Announcing the 2018 Morrison Prize Contest Winners:
Hari M. Osofsky and Jacqueline Peel, for their article, “Energy Partisanship,” 65 Emory Law Journal 695 (2016)
The Morrison Prize is a $10,000 cash prize awarded annually to the author(s) of the most impactful sustainability-related legal academic paper published in North America during the previous year. The prize winner(s) will present the winning paper in a plenary session at the fourth annual Sustainability Conference of American Legal Educators on May 11, 2018, at ASU’s Sandra Day O’Connor College of Law.
Interested in submitting an entry for the 2019 Morrison Prize Contest? The Call for Entries is released in early fall and papers must be postmarked by December. E-mail Lauren.Burkhart@asu.edu to be added to our mailing list for Morrison Prize and Conference announcements!
The Morrison Prize contest is open to full-time law professors who have published environmental sustainability-related papers in printed U.S. or Canadian legal academic journals during the contest period. All papers appearing in a qualifying journal’s final 2016 issue or in an issue printed and circulated prior to November 15, 2017, fall within the 2018 contest period. Works-in-progress and papers that are not published in print form before the deadline are not eligible. Papers focused on topics in environmental law, water law, energy law, natural resources law, land use law, disaster law, climate change law, agricultural law meet the subject matter requirements for eligibility.
Judging Process and Criteria:
The Morrison Prize seeks to recognize the paper published within the eligibility period that is likely to have the most significant positive long-term impact on the advancement of the environmental sustainability movement.

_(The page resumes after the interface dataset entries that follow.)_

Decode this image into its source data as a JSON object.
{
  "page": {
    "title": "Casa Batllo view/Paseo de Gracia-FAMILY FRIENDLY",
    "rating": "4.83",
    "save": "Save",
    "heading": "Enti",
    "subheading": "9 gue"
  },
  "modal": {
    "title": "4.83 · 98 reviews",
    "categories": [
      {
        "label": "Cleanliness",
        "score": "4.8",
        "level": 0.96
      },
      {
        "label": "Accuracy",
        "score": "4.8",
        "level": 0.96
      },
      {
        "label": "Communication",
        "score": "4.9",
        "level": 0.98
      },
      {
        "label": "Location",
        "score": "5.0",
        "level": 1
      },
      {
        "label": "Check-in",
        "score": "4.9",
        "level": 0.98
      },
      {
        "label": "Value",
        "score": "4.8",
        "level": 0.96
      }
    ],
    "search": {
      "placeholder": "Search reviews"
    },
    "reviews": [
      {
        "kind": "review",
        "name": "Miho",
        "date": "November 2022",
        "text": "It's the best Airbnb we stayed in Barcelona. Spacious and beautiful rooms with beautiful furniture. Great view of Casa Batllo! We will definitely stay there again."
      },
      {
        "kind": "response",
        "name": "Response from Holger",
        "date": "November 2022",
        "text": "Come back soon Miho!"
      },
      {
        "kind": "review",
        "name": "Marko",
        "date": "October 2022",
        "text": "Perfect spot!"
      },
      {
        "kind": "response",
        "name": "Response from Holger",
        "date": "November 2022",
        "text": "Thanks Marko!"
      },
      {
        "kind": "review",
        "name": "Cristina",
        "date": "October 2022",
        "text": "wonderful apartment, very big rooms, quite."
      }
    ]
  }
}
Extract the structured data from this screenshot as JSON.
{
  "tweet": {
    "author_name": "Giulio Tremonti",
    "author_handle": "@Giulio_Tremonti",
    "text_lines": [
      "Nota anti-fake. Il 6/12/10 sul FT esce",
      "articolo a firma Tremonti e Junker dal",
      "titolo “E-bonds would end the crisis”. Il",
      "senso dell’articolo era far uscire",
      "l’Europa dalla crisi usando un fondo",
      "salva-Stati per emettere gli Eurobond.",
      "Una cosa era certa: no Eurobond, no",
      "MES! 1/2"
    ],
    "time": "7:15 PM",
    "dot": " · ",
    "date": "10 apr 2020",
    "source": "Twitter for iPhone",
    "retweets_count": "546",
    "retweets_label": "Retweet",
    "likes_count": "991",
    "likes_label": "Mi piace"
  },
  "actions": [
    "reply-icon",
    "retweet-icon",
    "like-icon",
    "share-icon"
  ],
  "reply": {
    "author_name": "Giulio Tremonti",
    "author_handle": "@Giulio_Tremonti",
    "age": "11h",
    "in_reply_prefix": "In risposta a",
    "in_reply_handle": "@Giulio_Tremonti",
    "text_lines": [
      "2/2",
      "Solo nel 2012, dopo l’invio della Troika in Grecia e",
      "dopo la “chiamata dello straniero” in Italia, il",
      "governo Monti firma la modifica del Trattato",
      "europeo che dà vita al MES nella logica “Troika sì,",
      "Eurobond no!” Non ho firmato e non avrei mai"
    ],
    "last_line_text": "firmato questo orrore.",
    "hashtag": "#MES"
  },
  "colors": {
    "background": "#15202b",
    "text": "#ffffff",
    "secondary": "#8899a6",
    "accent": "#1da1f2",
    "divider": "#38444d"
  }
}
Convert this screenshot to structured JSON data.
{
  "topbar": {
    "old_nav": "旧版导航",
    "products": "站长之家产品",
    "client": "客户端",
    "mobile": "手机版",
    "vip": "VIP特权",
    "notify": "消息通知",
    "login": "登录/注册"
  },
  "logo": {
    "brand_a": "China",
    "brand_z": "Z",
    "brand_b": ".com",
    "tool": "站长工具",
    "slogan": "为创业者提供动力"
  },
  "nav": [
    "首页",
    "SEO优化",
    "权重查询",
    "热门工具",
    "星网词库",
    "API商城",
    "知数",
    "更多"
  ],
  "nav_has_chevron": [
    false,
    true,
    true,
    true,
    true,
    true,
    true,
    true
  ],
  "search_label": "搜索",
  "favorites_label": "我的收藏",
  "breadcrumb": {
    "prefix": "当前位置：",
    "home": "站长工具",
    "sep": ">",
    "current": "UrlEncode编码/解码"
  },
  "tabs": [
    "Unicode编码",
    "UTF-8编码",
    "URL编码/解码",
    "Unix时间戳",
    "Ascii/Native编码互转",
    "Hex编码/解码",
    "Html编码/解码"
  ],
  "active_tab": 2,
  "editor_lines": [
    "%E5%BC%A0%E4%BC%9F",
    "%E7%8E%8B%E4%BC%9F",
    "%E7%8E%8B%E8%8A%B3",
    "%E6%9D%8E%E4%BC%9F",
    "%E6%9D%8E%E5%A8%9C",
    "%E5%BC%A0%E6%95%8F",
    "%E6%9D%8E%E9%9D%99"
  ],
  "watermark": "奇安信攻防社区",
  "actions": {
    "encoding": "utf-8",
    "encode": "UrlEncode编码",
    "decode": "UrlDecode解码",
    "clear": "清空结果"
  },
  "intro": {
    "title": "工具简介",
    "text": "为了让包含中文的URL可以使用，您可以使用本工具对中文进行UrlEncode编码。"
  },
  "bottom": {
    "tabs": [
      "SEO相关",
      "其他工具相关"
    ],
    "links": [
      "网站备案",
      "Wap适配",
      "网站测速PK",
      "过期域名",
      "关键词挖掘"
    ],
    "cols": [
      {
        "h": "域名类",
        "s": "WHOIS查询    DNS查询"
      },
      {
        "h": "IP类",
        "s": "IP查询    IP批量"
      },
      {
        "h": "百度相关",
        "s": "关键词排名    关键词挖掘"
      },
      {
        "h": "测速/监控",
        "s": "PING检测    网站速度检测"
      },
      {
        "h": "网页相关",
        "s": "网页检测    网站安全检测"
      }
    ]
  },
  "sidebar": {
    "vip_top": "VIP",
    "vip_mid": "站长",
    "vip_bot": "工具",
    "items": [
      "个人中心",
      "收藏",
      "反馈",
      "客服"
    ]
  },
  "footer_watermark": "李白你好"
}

All eligible papers entered into the prize contest will undergo independent review and scoring by a diverse group of full-time law professors who teach in environmental sustainability-related areas at four different accredited North American law schools.
The contest scoring system focuses primarily on a paper’s (i) quality and originality of analysis (20%) and (ii) potential for real-world impact on policy developments directly related to environmental sustainability goals (80%). The author’s seniority, home institution, reputational stature and existing body of research are not relevant to the scoring process.